Could you compare and contrast the concept in this idea of a value-based economy vs resource-based economy as described by the Zeitgeist Movement? They have obvious similarities but I am trying to wrap my head around the two concepts side-by-side. It seems to me that they are takes on the same basic idea but maybe I'm missing the nail head all together.
"The basic pursuit of The Movement is to begin a transition into a new, sustainable social design called a “Resource-Based Economy”."

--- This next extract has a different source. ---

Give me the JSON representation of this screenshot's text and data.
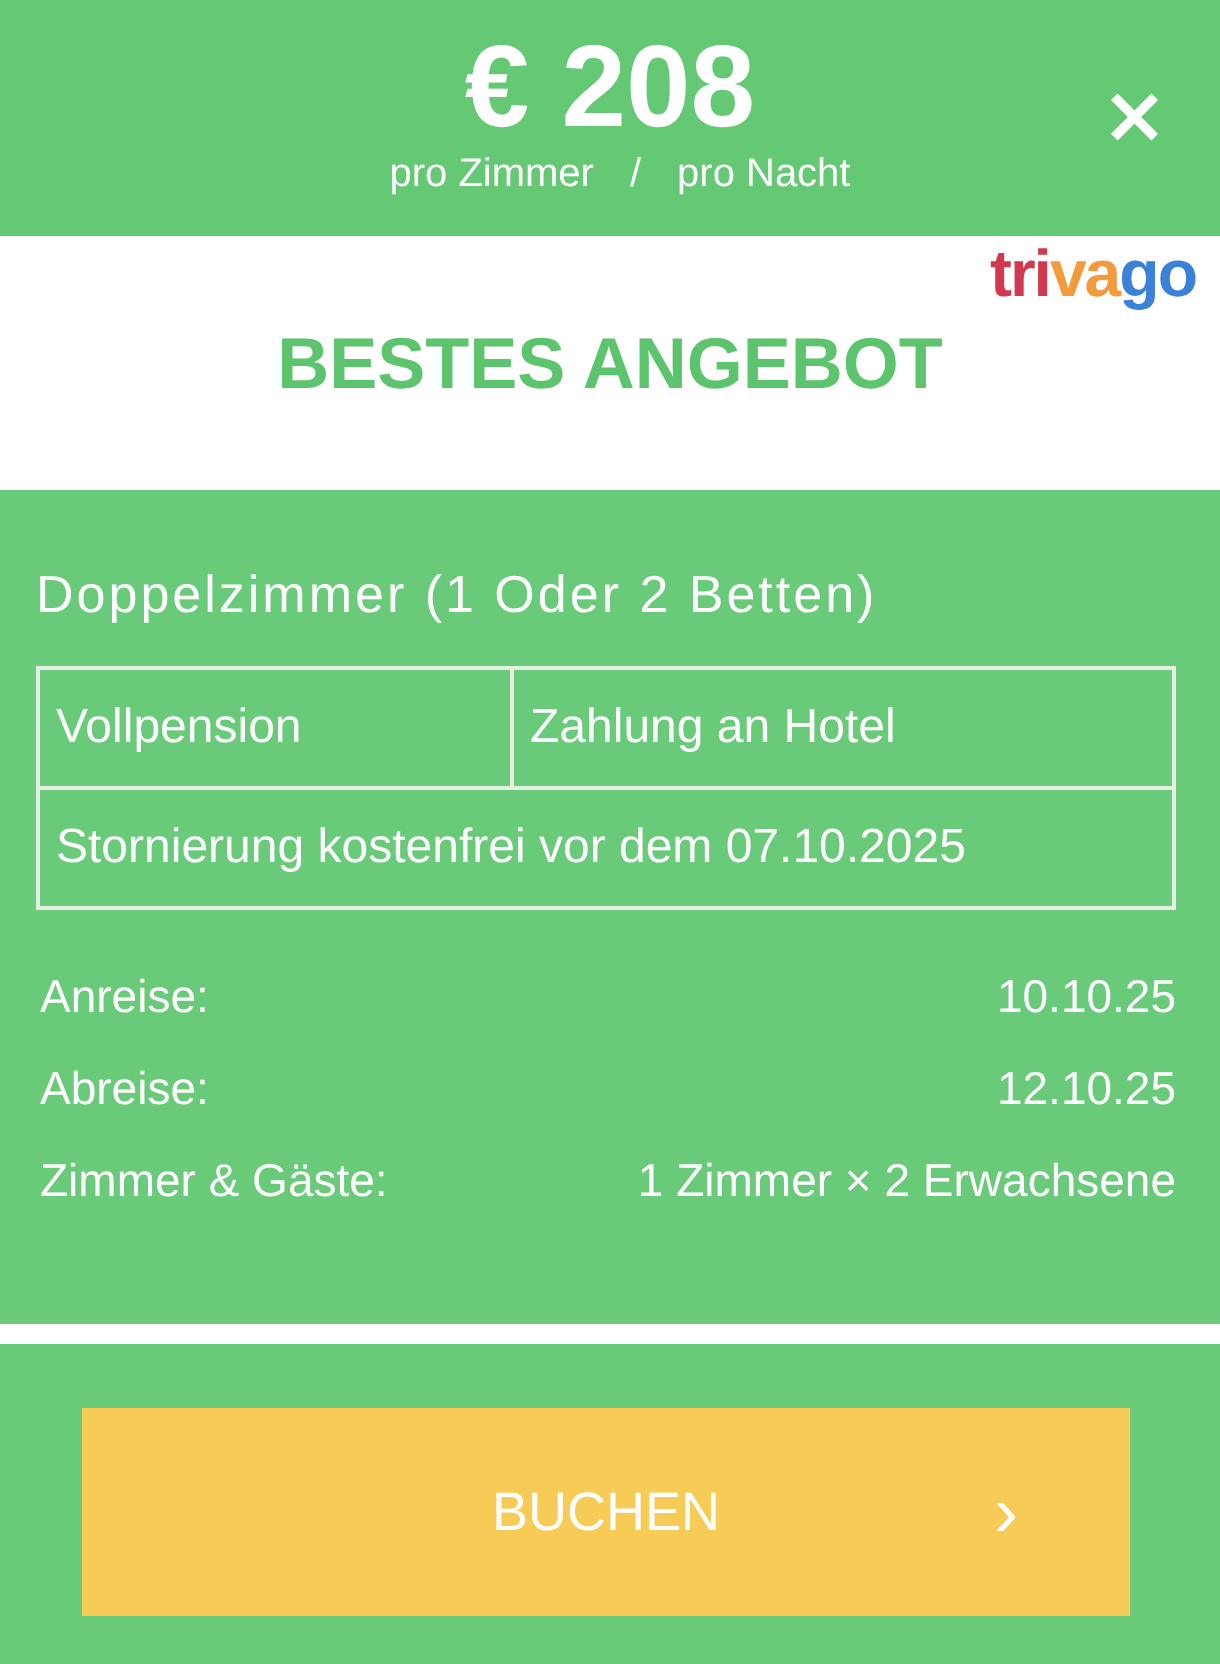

The entire world is trapped in the current banking system so nothing will change until The banking system destroys itself. This will happen because of interest which is a positive feedback loop. This makes the whole thing unstable and creates the cycles in which some people can legally steal from the losers. The people who benefit from it don't want a change and the ones on the bottom can't change it, but eventually we have too many people who have become psuedo bankers and there aren't enough people at the bottom to support the pyramid. We will have to create some new kind of entertainment.
Resource based is really just a different way of controlling the use of resources. In the US nothing happens unless some rich person with the control of money can do something that will make him richer. In China (call it whatever you want) the people in power can invest the resources of the country in projects that benefit a larger segment of their population. They are currently building great big well designed cities. These are large construction sites without inhabitants. Imagine what it would be like to live in a well designed city with fruit trees in your back yard, where you can walk to work or shopping, where buildings take advantage of solar heat and you didn't need a car because of excellent, designed from the ground up, public transport . Can't see that happening in the US. and the only real difference is who controls the money.

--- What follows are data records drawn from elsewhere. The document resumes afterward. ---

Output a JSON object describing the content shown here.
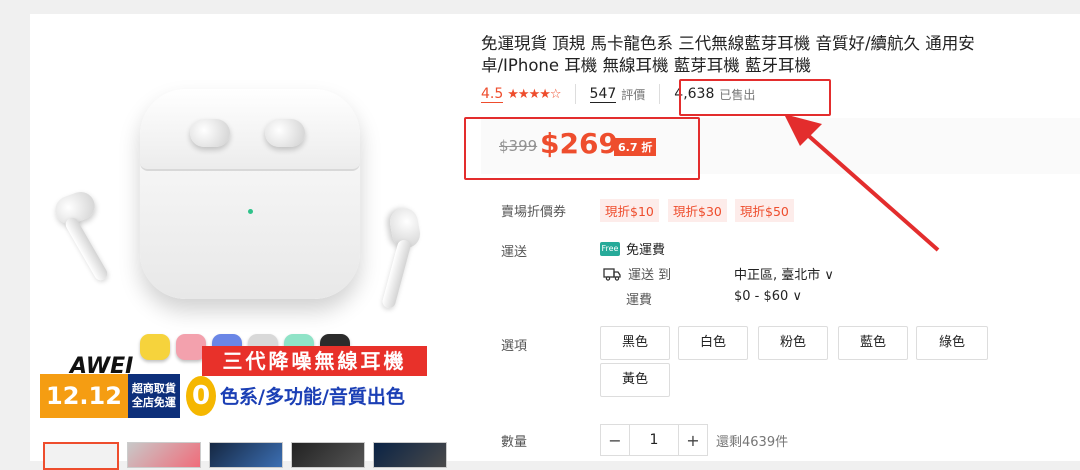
{
  "product": {
    "title": "免運現貨 頂規 馬卡龍色系 三代無線藍芽耳機 音質好/續航久 通用安卓/IPhone 耳機 無線耳機 藍芽耳機 藍牙耳機",
    "rating": "4.5",
    "stars": "★★★★☆",
    "review_count": "547",
    "review_label": "評價",
    "sold_count": "4,638",
    "sold_label": "已售出",
    "original_price": "$399",
    "price": "$269",
    "discount": "6.7 折"
  },
  "vouchers": {
    "label": "賣場折價券",
    "items": [
      "現折$10",
      "現折$30",
      "現折$50"
    ]
  },
  "shipping": {
    "label": "運送",
    "free_text": "免運費",
    "free_badge": "Free",
    "ship_to_label": "運送 到",
    "location": "中正區, 臺北市 ∨",
    "fee_label": "運費",
    "fee_value": "$0 - $60 ∨"
  },
  "options": {
    "label": "選項",
    "items": [
      "黑色",
      "白色",
      "粉色",
      "藍色",
      "綠色",
      "黃色"
    ]
  },
  "quantity": {
    "label": "數量",
    "minus": "−",
    "value": "1",
    "plus": "+",
    "stock": "還剩4639件"
  },
  "image": {
    "banner_title": "三代降噪無線耳機",
    "brand": "AWEI",
    "promo_date": "12.12",
    "promo_line1": "超商取貨",
    "promo_line2": "全店免運",
    "promo_zero": "0",
    "promo_sub": "色系/多功能/音質出色",
    "swatch_colors": [
      "#f6d33c",
      "#f3a1ad",
      "#6a86e6",
      "#d9d9d9",
      "#8fe3c7",
      "#2b2b2b"
    ]
  },
  "annotations": {
    "highlight_color": "#e32d2d",
    "accent_color": "#ee4d2d"
  }
}
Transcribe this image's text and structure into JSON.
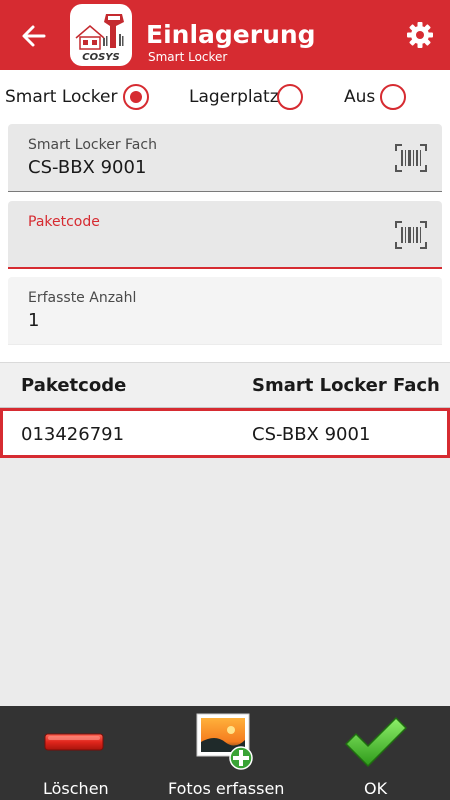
{
  "header": {
    "title": "Einlagerung",
    "subtitle": "Smart Locker",
    "logo_text": "COSYS",
    "color": "#d62b31"
  },
  "icons": {
    "back": "arrow-left-icon",
    "settings": "gear-icon",
    "scan": "barcode-scan-icon",
    "delete": "minus-bar-icon",
    "photo": "photo-add-icon",
    "ok": "checkmark-icon"
  },
  "mode": {
    "options": [
      {
        "label": "Smart Locker",
        "selected": true
      },
      {
        "label": "Lagerplatz",
        "selected": false
      },
      {
        "label": "Aus",
        "selected": false
      }
    ]
  },
  "fields": {
    "locker_compartment": {
      "label": "Smart Locker Fach",
      "value": "CS-BBX 9001"
    },
    "package_code": {
      "label": "Paketcode",
      "value": ""
    },
    "count": {
      "label": "Erfasste Anzahl",
      "value": "1"
    }
  },
  "table": {
    "columns": [
      "Paketcode",
      "Smart Locker Fach"
    ],
    "rows": [
      {
        "package_code": "013426791",
        "compartment": "CS-BBX 9001",
        "selected": true
      }
    ]
  },
  "bottom_bar": {
    "delete_label": "Löschen",
    "photos_label": "Fotos erfassen",
    "ok_label": "OK"
  }
}
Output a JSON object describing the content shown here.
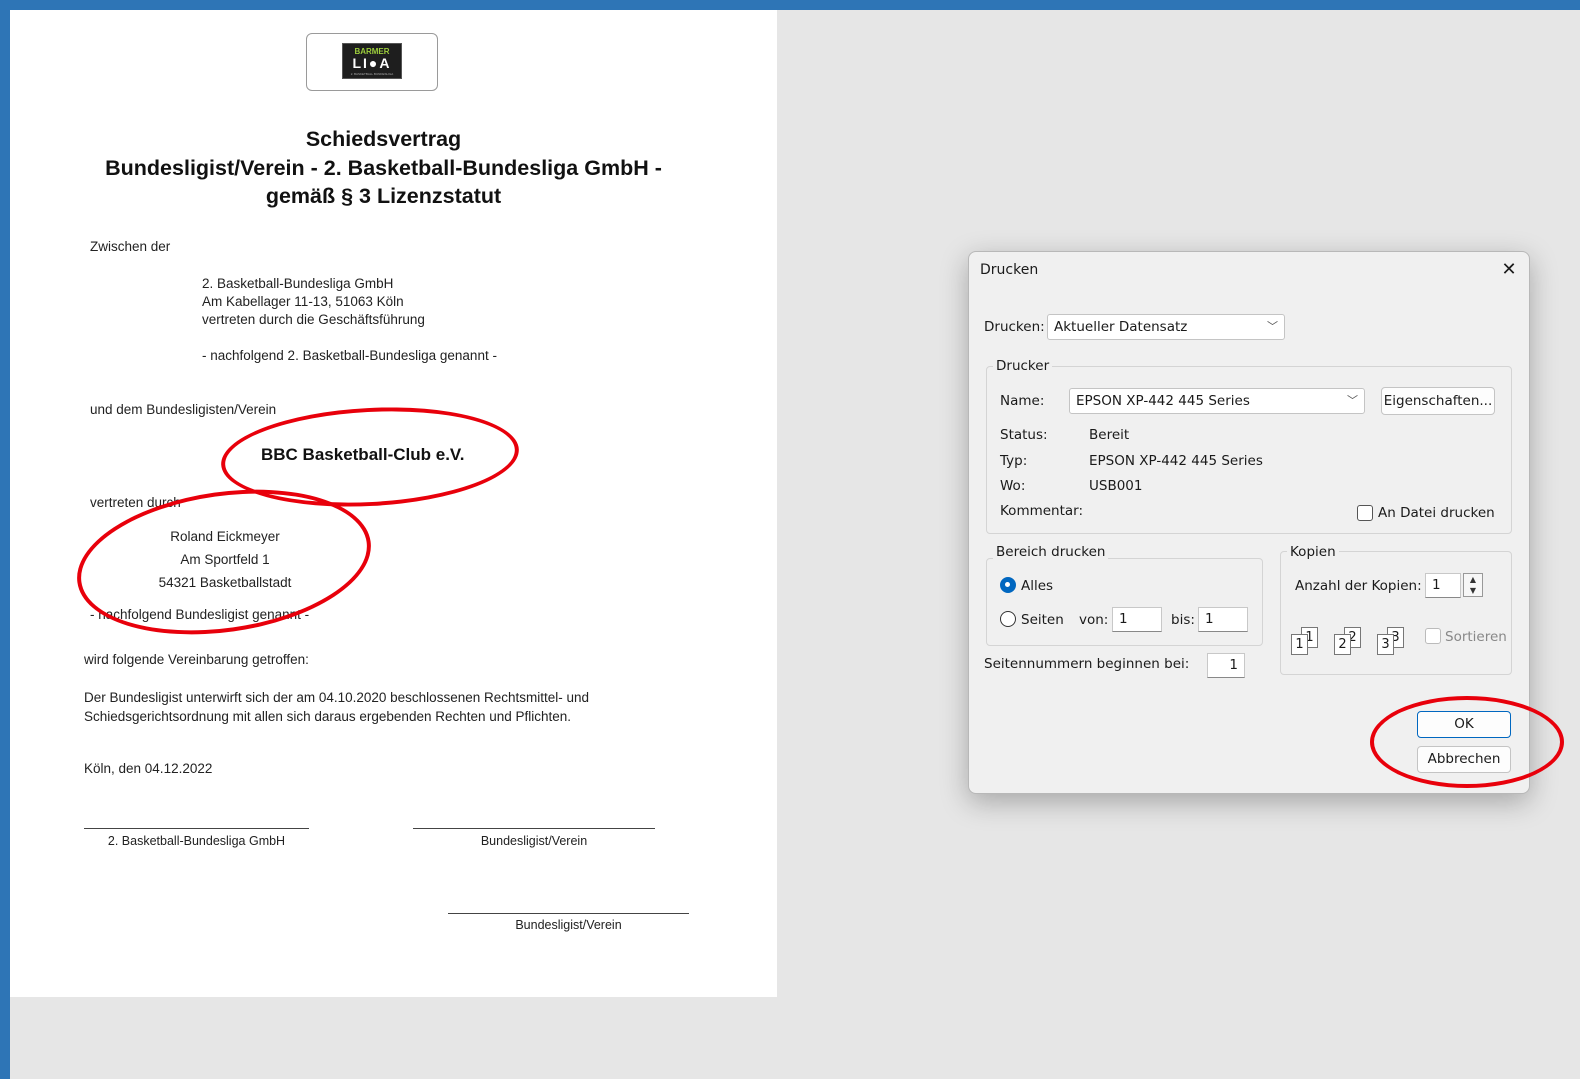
{
  "document": {
    "logo": {
      "line1": "BARMER",
      "line2": "LI●A",
      "tag": "2. BASKETBALL BUNDESLIGA"
    },
    "title_lines": [
      "Schiedsvertrag",
      "Bundesligist/Verein - 2. Basketball-Bundesliga GmbH -",
      "gemäß § 3 Lizenzstatut"
    ],
    "between": "Zwischen der",
    "party1": [
      "2. Basketball-Bundesliga GmbH",
      "Am Kabellager 11-13,  51063 Köln",
      "vertreten durch die Geschäftsführung"
    ],
    "party1_named": "-  nachfolgend 2. Basketball-Bundesliga genannt  -",
    "and_club": "und dem Bundesligisten/Verein",
    "club_name": "BBC Basketball-Club e.V.",
    "represented_by": "vertreten durch",
    "representative": [
      "Roland Eickmeyer",
      "Am Sportfeld 1",
      "54321 Basketballstadt"
    ],
    "party2_named": "-  nachfolgend Bundesligist genannt  -",
    "agreement": "wird folgende Vereinbarung getroffen:",
    "body": [
      "Der Bundesligist unterwirft sich der am 04.10.2020 beschlossenen Rechtsmittel- und",
      "Schiedsgerichtsordnung mit allen sich daraus ergebenden Rechten und Pflichten."
    ],
    "place_date": "Köln, den  04.12.2022",
    "sig_left": "2. Basketball-Bundesliga GmbH",
    "sig_right": "Bundesligist/Verein",
    "sig_bottom": "Bundesligist/Verein"
  },
  "dialog": {
    "title": "Drucken",
    "close_icon": "close-icon",
    "print_label": "Drucken:",
    "print_value": "Aktueller Datensatz",
    "printer_group": "Drucker",
    "name_label": "Name:",
    "name_value": "EPSON XP-442 445 Series",
    "properties_button": "Eigenschaften...",
    "status_label": "Status:",
    "status_value": "Bereit",
    "type_label": "Typ:",
    "type_value": "EPSON XP-442 445 Series",
    "where_label": "Wo:",
    "where_value": "USB001",
    "comment_label": "Kommentar:",
    "print_to_file": "An Datei drucken",
    "range_group": "Bereich drucken",
    "all_label": "Alles",
    "pages_label": "Seiten",
    "from_label": "von:",
    "from_value": "1",
    "to_label": "bis:",
    "to_value": "1",
    "copies_group": "Kopien",
    "copies_label": "Anzahl der Kopien:",
    "copies_value": "1",
    "collate_label": "Sortieren",
    "page_numbers": [
      "1",
      "1",
      "2",
      "2",
      "3",
      "3"
    ],
    "page_start_label": "Seitennummern beginnen bei:",
    "page_start_value": "1",
    "ok_button": "OK",
    "cancel_button": "Abbrechen"
  },
  "colors": {
    "frame": "#2e75b6",
    "highlight": "#e8000b",
    "accent": "#0067c0"
  }
}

What an interesting thread! Thanks for starting it, Ron.
I'm a big fan of the idea that the economy must be redesigned to support our visions of a sustainable, fulfilling and just earth community. I'm reading through http://www.neweconomyworkinggroup.org, which I find excellent. Perhaps some of us will find inspiration there as well.
I like the idea of ranking needs essential to health and continuance, both human and non-human, as most valuable and "luxury" items as less valuable. I'm a little squishy on how people are "valued". Any sort of top down determination seems ominous to me.
One idea I like is expressed in time money (http://www.transaction.net/money/timedollars/, http://hourmoney.org) -- the idea that all humans have equal value, regardless of what they do... What they do is less important than that they do it. I see flexibility in the idea too; a street-sweeper and a doctor may agree to a non-1:1 exchange rate if they wish, at the time of the exchange. Free and egalitarian; democratic if you prefer.
I agree that imagining the result we want first, in as much detail as we can manage, and then backcasting to where we are now, is the best way to create it. (First thought, then word, then deed.)
Is that what we'd like to do here?